Given information:
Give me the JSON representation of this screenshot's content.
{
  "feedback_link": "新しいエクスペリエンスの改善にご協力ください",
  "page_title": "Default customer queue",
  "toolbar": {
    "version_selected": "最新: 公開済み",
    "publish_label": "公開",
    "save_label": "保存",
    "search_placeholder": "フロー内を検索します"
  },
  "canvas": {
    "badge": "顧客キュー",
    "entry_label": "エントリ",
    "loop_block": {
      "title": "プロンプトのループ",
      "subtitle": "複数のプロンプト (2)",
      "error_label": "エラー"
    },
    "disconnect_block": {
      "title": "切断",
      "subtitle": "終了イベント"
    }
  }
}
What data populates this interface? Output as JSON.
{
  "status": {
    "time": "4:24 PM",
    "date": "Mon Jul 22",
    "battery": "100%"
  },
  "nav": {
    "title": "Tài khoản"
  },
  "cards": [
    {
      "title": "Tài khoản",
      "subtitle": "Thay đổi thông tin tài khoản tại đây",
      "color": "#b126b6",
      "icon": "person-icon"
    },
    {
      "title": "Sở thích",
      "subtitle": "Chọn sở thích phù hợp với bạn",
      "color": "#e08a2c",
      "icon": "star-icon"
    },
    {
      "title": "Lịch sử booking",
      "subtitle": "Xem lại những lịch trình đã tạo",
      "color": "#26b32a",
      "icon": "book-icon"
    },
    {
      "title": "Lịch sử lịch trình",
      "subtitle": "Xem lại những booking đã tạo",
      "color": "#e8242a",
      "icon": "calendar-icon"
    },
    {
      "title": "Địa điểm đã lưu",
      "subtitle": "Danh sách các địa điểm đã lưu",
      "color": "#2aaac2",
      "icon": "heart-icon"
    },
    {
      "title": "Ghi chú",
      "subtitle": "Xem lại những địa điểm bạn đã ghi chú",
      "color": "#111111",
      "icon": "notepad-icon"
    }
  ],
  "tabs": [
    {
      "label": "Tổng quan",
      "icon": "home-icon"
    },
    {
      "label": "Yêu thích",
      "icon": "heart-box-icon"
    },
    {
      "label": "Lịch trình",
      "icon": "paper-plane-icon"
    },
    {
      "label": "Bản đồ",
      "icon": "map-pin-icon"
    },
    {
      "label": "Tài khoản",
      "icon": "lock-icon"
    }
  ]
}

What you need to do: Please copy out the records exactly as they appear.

Task output:
Give me the JSON representation of this screenshot's content.
{
  "feedback_link": "新しいエクスペリエンスの改善にご協力ください",
  "page_title": "Default customer queue",
  "toolbar": {
    "version_selected": "最新: 公開済み",
    "publish_label": "公開",
    "save_label": "保存",
    "search_placeholder": "フロー内を検索します"
  },
  "canvas": {
    "badge": "顧客キュー",
    "entry_label": "エントリ",
    "loop_block": {
      "title": "プロンプトのループ",
      "subtitle": "複数のプロンプト (2)",
      "error_label": "エラー"
    },
    "disconnect_block": {
      "title": "切断",
      "subtitle": "終了イベント"
    }
  }
}
What data populates this interface? Output as JSON.
{
  "status": {
    "time": "4:24 PM",
    "date": "Mon Jul 22",
    "battery": "100%"
  },
  "nav": {
    "title": "Tài khoản"
  },
  "cards": [
    {
      "title": "Tài khoản",
      "subtitle": "Thay đổi thông tin tài khoản tại đây",
      "color": "#b126b6",
      "icon": "person-icon"
    },
    {
      "title": "Sở thích",
      "subtitle": "Chọn sở thích phù hợp với bạn",
      "color": "#e08a2c",
      "icon": "star-icon"
    },
    {
      "title": "Lịch sử booking",
      "subtitle": "Xem lại những lịch trình đã tạo",
      "color": "#26b32a",
      "icon": "book-icon"
    },
    {
      "title": "Lịch sử lịch trình",
      "subtitle": "Xem lại những booking đã tạo",
      "color": "#e8242a",
      "icon": "calendar-icon"
    },
    {
      "title": "Địa điểm đã lưu",
      "subtitle": "Danh sách các địa điểm đã lưu",
      "color": "#2aaac2",
      "icon": "heart-icon"
    },
    {
      "title": "Ghi chú",
      "subtitle": "Xem lại những địa điểm bạn đã ghi chú",
      "color": "#111111",
      "icon": "notepad-icon"
    }
  ],
  "tabs": [
    {
      "label": "Tổng quan",
      "icon": "home-icon"
    },
    {
      "label": "Yêu thích",
      "icon": "heart-box-icon"
    },
    {
      "label": "Lịch trình",
      "icon": "paper-plane-icon"
    },
    {
      "label": "Bản đồ",
      "icon": "map-pin-icon"
    },
    {
      "label": "Tài khoản",
      "icon": "lock-icon"
    }
  ]
}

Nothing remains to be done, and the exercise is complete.